**Task requirements:**
Look below. Copy each line that has "phục" in it.

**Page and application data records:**
%%

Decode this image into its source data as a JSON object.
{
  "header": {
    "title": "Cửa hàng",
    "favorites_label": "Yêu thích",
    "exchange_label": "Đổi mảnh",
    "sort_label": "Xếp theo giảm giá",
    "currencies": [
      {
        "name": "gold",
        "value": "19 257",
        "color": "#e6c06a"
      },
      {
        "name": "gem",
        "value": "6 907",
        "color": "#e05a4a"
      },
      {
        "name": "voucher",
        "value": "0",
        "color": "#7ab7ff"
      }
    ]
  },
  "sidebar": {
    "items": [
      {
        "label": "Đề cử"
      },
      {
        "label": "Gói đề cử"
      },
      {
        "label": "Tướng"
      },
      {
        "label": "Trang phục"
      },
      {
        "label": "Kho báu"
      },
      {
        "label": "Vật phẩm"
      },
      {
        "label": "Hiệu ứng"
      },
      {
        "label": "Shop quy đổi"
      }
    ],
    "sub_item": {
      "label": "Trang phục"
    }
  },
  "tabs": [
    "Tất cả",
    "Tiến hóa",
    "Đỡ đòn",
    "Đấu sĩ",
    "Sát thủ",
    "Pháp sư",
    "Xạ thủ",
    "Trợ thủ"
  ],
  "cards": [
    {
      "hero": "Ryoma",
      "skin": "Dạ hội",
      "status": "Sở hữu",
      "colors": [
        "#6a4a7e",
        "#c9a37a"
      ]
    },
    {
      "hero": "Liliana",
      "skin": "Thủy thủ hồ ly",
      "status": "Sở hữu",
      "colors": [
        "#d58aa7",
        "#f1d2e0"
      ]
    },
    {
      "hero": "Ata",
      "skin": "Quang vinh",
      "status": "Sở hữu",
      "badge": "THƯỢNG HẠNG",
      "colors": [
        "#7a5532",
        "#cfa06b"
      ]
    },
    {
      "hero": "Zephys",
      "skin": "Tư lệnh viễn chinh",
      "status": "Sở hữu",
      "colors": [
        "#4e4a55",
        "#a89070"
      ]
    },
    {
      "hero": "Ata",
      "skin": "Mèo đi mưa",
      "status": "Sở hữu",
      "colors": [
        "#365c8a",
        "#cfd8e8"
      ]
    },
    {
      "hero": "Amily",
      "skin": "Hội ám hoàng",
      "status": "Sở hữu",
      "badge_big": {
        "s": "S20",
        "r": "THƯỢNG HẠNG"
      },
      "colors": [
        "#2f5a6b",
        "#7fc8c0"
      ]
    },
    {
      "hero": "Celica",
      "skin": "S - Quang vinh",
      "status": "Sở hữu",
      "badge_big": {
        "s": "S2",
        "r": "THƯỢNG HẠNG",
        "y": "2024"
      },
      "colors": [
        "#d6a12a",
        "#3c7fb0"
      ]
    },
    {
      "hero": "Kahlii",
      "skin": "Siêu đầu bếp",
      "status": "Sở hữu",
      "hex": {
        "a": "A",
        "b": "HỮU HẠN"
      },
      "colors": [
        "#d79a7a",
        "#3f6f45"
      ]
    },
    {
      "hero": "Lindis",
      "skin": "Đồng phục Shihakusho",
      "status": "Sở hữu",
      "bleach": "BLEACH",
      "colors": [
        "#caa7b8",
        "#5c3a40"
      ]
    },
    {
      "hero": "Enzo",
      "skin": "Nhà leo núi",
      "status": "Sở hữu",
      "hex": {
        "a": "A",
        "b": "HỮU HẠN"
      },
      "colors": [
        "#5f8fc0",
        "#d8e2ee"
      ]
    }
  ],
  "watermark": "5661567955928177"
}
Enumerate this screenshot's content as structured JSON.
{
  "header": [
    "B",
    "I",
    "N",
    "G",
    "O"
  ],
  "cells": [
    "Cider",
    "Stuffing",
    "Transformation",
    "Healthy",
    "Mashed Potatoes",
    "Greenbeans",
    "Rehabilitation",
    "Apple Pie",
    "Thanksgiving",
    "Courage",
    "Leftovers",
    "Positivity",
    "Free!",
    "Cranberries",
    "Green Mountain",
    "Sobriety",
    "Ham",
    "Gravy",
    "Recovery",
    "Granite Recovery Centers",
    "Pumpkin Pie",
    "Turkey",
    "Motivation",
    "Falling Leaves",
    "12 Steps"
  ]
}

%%

**Solution to the problem:**
        "label": "Trang phục"
      "label": "Trang phục"
      "skin": "Đồng phục Shihakusho",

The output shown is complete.